EXERCISE DETAILS: Reproduce the entries exactly as they appear below.

==== RECORDS FOR THIS EXERCISE

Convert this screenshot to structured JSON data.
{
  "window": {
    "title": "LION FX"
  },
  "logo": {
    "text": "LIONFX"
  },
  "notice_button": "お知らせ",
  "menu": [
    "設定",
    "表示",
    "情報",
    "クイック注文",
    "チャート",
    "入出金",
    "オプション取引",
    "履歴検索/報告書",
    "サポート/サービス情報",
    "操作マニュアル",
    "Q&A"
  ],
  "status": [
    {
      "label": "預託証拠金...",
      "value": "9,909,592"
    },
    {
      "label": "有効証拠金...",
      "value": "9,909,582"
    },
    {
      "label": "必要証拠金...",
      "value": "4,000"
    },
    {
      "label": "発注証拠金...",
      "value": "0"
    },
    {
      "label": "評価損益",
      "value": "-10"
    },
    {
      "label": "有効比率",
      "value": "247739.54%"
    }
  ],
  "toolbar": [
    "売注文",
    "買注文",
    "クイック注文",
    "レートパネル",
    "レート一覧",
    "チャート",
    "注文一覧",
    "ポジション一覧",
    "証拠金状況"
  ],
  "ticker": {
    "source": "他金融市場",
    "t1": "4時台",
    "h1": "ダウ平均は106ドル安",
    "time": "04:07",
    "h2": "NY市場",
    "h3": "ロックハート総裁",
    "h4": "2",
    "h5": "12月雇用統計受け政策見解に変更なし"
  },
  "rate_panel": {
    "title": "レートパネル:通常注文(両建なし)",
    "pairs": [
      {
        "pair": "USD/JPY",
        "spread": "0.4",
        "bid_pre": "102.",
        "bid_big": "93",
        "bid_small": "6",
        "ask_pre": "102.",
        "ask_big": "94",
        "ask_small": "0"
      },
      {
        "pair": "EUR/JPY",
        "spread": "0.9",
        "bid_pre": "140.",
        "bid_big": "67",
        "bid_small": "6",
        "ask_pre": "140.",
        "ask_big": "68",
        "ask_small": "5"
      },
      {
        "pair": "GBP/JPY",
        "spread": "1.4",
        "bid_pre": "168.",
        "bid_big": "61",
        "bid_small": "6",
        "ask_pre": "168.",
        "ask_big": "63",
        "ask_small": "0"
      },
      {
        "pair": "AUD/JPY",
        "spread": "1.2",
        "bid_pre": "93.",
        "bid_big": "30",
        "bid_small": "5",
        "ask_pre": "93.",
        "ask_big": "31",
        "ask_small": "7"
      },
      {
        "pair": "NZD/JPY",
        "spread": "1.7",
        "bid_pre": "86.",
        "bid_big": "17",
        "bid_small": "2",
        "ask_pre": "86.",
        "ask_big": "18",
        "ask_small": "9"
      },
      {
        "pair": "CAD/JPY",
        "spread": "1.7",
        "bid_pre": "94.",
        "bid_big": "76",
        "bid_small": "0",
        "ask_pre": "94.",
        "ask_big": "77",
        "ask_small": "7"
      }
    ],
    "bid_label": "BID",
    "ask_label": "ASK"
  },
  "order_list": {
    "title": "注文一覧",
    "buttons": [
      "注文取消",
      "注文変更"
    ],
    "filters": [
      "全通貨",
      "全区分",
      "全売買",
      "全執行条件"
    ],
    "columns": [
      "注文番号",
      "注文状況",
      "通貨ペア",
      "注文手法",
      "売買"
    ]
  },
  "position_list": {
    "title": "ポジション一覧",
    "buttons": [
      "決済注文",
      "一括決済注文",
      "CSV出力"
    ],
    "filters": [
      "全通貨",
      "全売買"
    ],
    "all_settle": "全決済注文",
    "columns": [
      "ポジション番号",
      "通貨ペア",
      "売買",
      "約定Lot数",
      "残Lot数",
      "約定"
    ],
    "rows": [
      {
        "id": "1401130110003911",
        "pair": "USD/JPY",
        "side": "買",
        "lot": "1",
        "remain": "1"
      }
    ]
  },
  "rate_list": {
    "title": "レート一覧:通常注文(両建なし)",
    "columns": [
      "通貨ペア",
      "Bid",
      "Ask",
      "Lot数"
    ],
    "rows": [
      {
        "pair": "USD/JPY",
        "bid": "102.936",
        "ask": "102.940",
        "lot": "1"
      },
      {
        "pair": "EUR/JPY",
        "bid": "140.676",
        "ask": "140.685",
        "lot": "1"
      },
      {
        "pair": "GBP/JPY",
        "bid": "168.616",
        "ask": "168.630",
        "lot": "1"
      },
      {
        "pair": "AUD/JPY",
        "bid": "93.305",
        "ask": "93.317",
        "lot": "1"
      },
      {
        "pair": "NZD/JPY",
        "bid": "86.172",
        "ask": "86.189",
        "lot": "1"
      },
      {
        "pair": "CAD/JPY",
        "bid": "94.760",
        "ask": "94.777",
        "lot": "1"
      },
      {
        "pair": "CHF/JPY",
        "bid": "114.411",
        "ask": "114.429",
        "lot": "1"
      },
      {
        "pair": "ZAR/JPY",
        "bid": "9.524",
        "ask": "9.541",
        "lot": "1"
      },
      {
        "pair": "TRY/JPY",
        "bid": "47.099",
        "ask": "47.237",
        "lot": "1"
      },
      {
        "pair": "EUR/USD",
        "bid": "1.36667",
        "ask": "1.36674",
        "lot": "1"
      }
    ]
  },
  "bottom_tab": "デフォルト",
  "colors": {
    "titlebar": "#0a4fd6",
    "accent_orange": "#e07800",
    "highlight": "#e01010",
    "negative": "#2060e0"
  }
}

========

TASK SOLUTION:
Convert this screenshot to structured JSON data.
{
  "window": {
    "title": "LION FX"
  },
  "logo": {
    "text": "LIONFX"
  },
  "notice_button": "お知らせ",
  "menu": [
    "設定",
    "表示",
    "情報",
    "クイック注文",
    "チャート",
    "入出金",
    "オプション取引",
    "履歴検索/報告書",
    "サポート/サービス情報",
    "操作マニュアル",
    "Q&A"
  ],
  "status": [
    {
      "label": "預託証拠金...",
      "value": "9,909,592"
    },
    {
      "label": "有効証拠金...",
      "value": "9,909,582"
    },
    {
      "label": "必要証拠金...",
      "value": "4,000"
    },
    {
      "label": "発注証拠金...",
      "value": "0"
    },
    {
      "label": "評価損益",
      "value": "-10"
    },
    {
      "label": "有効比率",
      "value": "247739.54%"
    }
  ],
  "toolbar": [
    "売注文",
    "買注文",
    "クイック注文",
    "レートパネル",
    "レート一覧",
    "チャート",
    "注文一覧",
    "ポジション一覧",
    "証拠金状況"
  ],
  "ticker": {
    "source": "他金融市場",
    "t1": "4時台",
    "h1": "ダウ平均は106ドル安",
    "time": "04:07",
    "h2": "NY市場",
    "h3": "ロックハート総裁",
    "h4": "2",
    "h5": "12月雇用統計受け政策見解に変更なし"
  },
  "rate_panel": {
    "title": "レートパネル:通常注文(両建なし)",
    "pairs": [
      {
        "pair": "USD/JPY",
        "spread": "0.4",
        "bid_pre": "102.",
        "bid_big": "93",
        "bid_small": "6",
        "ask_pre": "102.",
        "ask_big": "94",
        "ask_small": "0"
      },
      {
        "pair": "EUR/JPY",
        "spread": "0.9",
        "bid_pre": "140.",
        "bid_big": "67",
        "bid_small": "6",
        "ask_pre": "140.",
        "ask_big": "68",
        "ask_small": "5"
      },
      {
        "pair": "GBP/JPY",
        "spread": "1.4",
        "bid_pre": "168.",
        "bid_big": "61",
        "bid_small": "6",
        "ask_pre": "168.",
        "ask_big": "63",
        "ask_small": "0"
      },
      {
        "pair": "AUD/JPY",
        "spread": "1.2",
        "bid_pre": "93.",
        "bid_big": "30",
        "bid_small": "5",
        "ask_pre": "93.",
        "ask_big": "31",
        "ask_small": "7"
      },
      {
        "pair": "NZD/JPY",
        "spread": "1.7",
        "bid_pre": "86.",
        "bid_big": "17",
        "bid_small": "2",
        "ask_pre": "86.",
        "ask_big": "18",
        "ask_small": "9"
      },
      {
        "pair": "CAD/JPY",
        "spread": "1.7",
        "bid_pre": "94.",
        "bid_big": "76",
        "bid_small": "0",
        "ask_pre": "94.",
        "ask_big": "77",
        "ask_small": "7"
      }
    ],
    "bid_label": "BID",
    "ask_label": "ASK"
  },
  "order_list": {
    "title": "注文一覧",
    "buttons": [
      "注文取消",
      "注文変更"
    ],
    "filters": [
      "全通貨",
      "全区分",
      "全売買",
      "全執行条件"
    ],
    "columns": [
      "注文番号",
      "注文状況",
      "通貨ペア",
      "注文手法",
      "売買"
    ]
  },
  "position_list": {
    "title": "ポジション一覧",
    "buttons": [
      "決済注文",
      "一括決済注文",
      "CSV出力"
    ],
    "filters": [
      "全通貨",
      "全売買"
    ],
    "all_settle": "全決済注文",
    "columns": [
      "ポジション番号",
      "通貨ペア",
      "売買",
      "約定Lot数",
      "残Lot数",
      "約定"
    ],
    "rows": [
      {
        "id": "1401130110003911",
        "pair": "USD/JPY",
        "side": "買",
        "lot": "1",
        "remain": "1"
      }
    ]
  },
  "rate_list": {
    "title": "レート一覧:通常注文(両建なし)",
    "columns": [
      "通貨ペア",
      "Bid",
      "Ask",
      "Lot数"
    ],
    "rows": [
      {
        "pair": "USD/JPY",
        "bid": "102.936",
        "ask": "102.940",
        "lot": "1"
      },
      {
        "pair": "EUR/JPY",
        "bid": "140.676",
        "ask": "140.685",
        "lot": "1"
      },
      {
        "pair": "GBP/JPY",
        "bid": "168.616",
        "ask": "168.630",
        "lot": "1"
      },
      {
        "pair": "AUD/JPY",
        "bid": "93.305",
        "ask": "93.317",
        "lot": "1"
      },
      {
        "pair": "NZD/JPY",
        "bid": "86.172",
        "ask": "86.189",
        "lot": "1"
      },
      {
        "pair": "CAD/JPY",
        "bid": "94.760",
        "ask": "94.777",
        "lot": "1"
      },
      {
        "pair": "CHF/JPY",
        "bid": "114.411",
        "ask": "114.429",
        "lot": "1"
      },
      {
        "pair": "ZAR/JPY",
        "bid": "9.524",
        "ask": "9.541",
        "lot": "1"
      },
      {
        "pair": "TRY/JPY",
        "bid": "47.099",
        "ask": "47.237",
        "lot": "1"
      },
      {
        "pair": "EUR/USD",
        "bid": "1.36667",
        "ask": "1.36674",
        "lot": "1"
      }
    ]
  },
  "bottom_tab": "デフォルト",
  "colors": {
    "titlebar": "#0a4fd6",
    "accent_orange": "#e07800",
    "highlight": "#e01010",
    "negative": "#2060e0"
  }
}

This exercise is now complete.